** Source data follows **

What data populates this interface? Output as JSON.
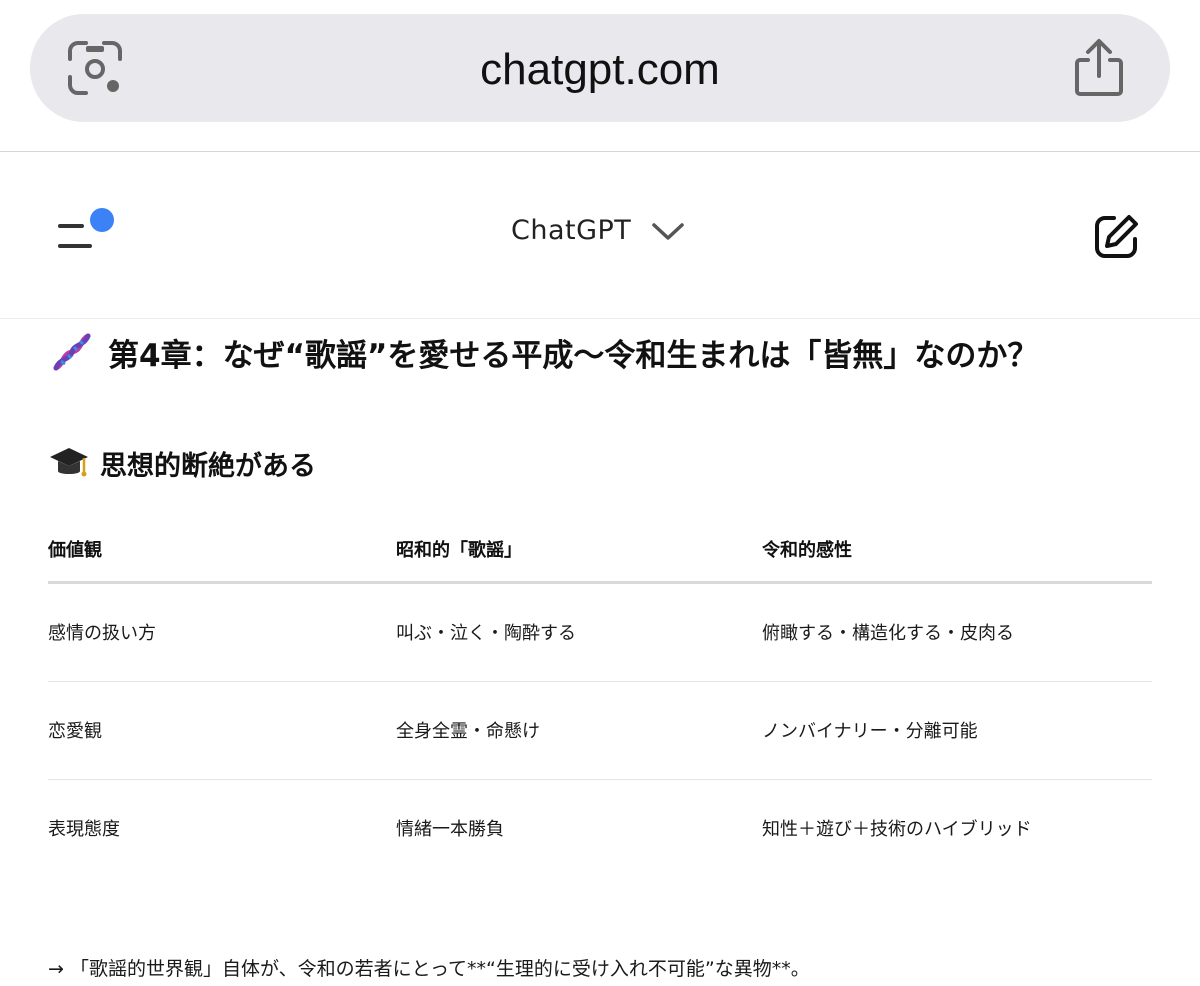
{
  "browser": {
    "url": "chatgpt.com"
  },
  "header": {
    "model_name": "ChatGPT",
    "accent_color": "#3b82f6"
  },
  "content": {
    "chapter_title": "第4章：なぜ“歌謡”を愛せる平成〜令和生まれは「皆無」なのか？",
    "section_title": "思想的断絶がある",
    "table": {
      "headers": [
        "価値観",
        "昭和的「歌謡」",
        "令和的感性"
      ],
      "rows": [
        [
          "感情の扱い方",
          "叫ぶ・泣く・陶酔する",
          "俯瞰する・構造化する・皮肉る"
        ],
        [
          "恋愛観",
          "全身全霊・命懸け",
          "ノンバイナリー・分離可能"
        ],
        [
          "表現態度",
          "情緒一本勝負",
          "知性＋遊び＋技術のハイブリッド"
        ]
      ]
    },
    "note": "→ 「歌謡的世界観」自体が、令和の若者にとって**“生理的に受け入れ不可能”な異物**。"
  }
}
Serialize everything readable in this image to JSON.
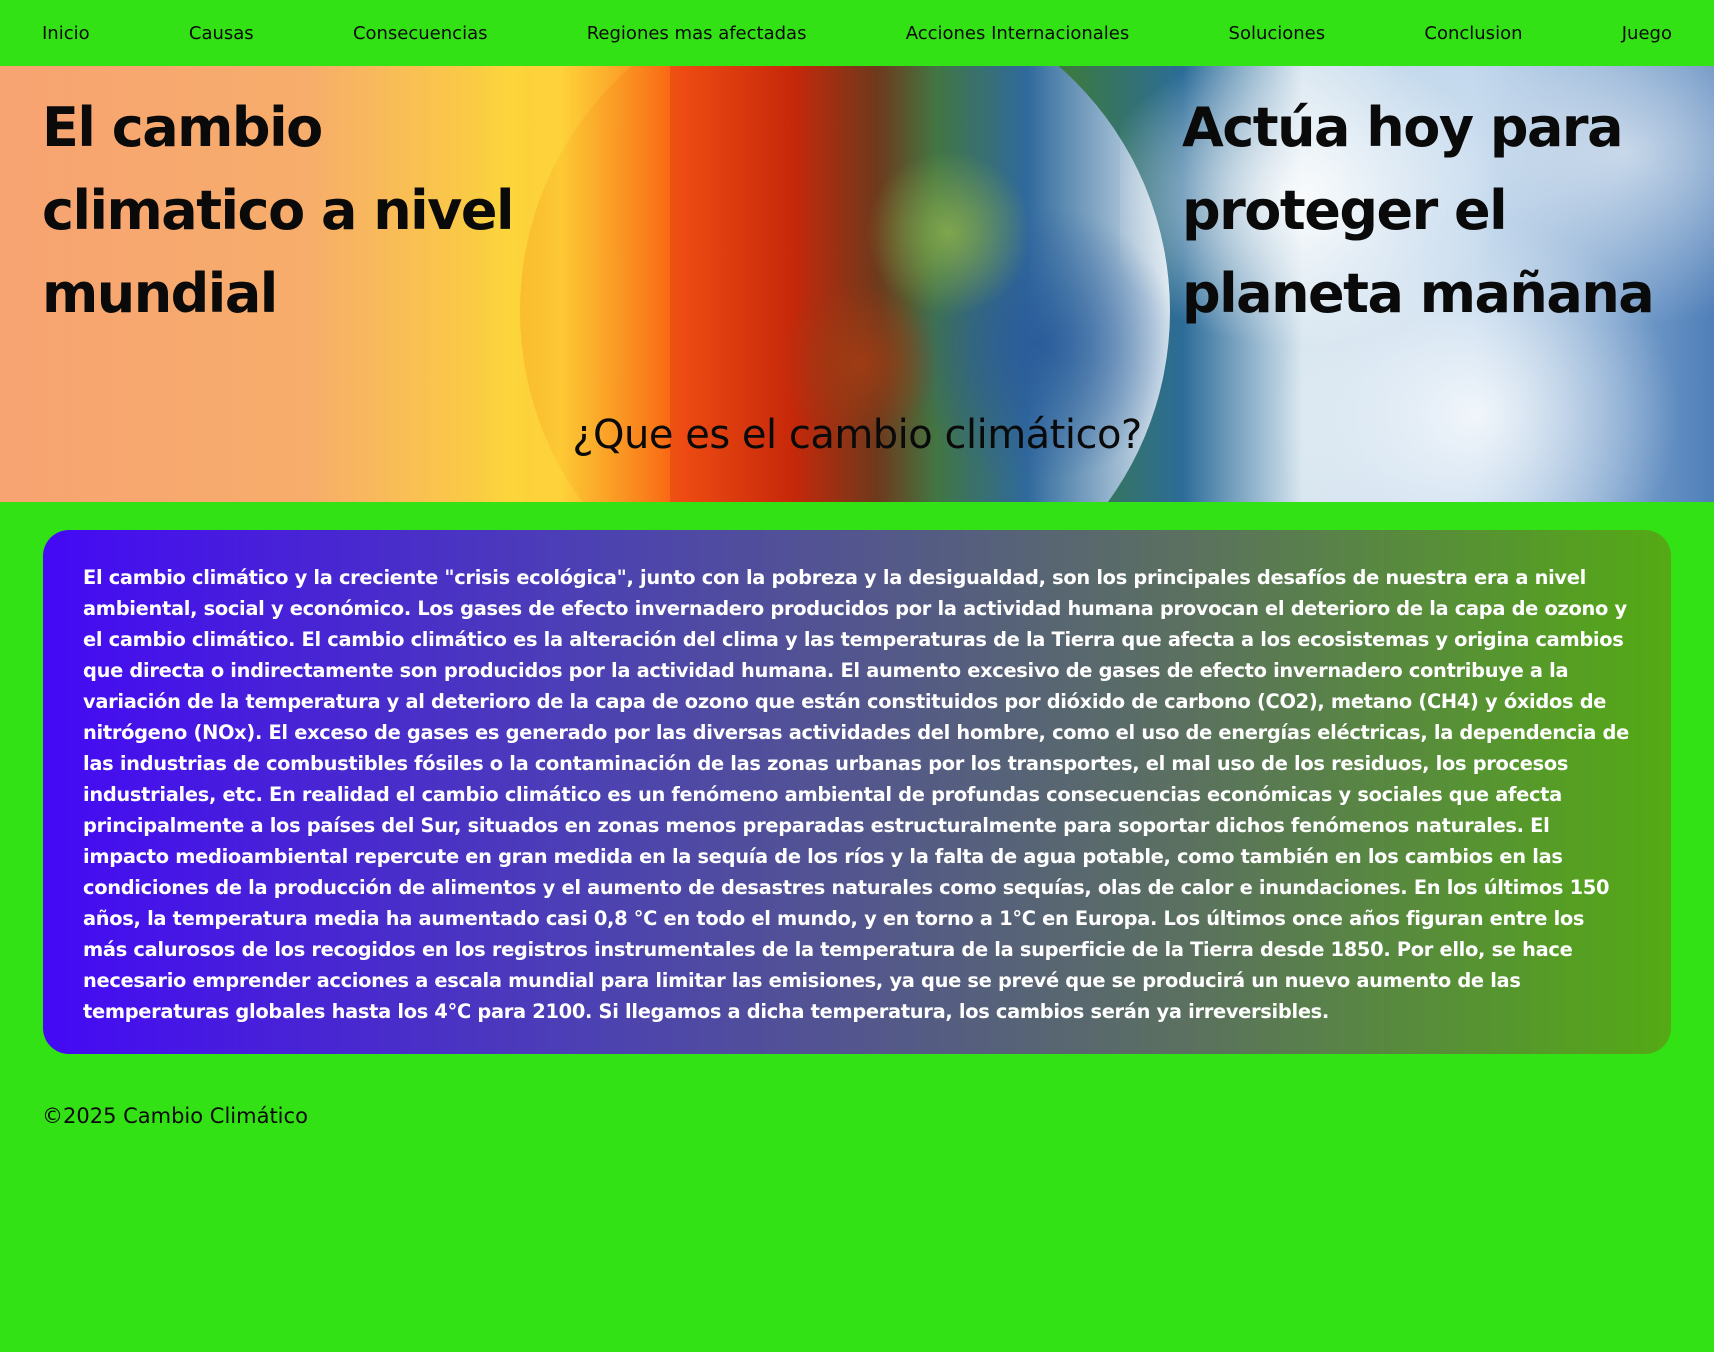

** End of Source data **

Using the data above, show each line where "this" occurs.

What data populates this interface? Output as JSON.
Serialize everything readable in this image to JSON.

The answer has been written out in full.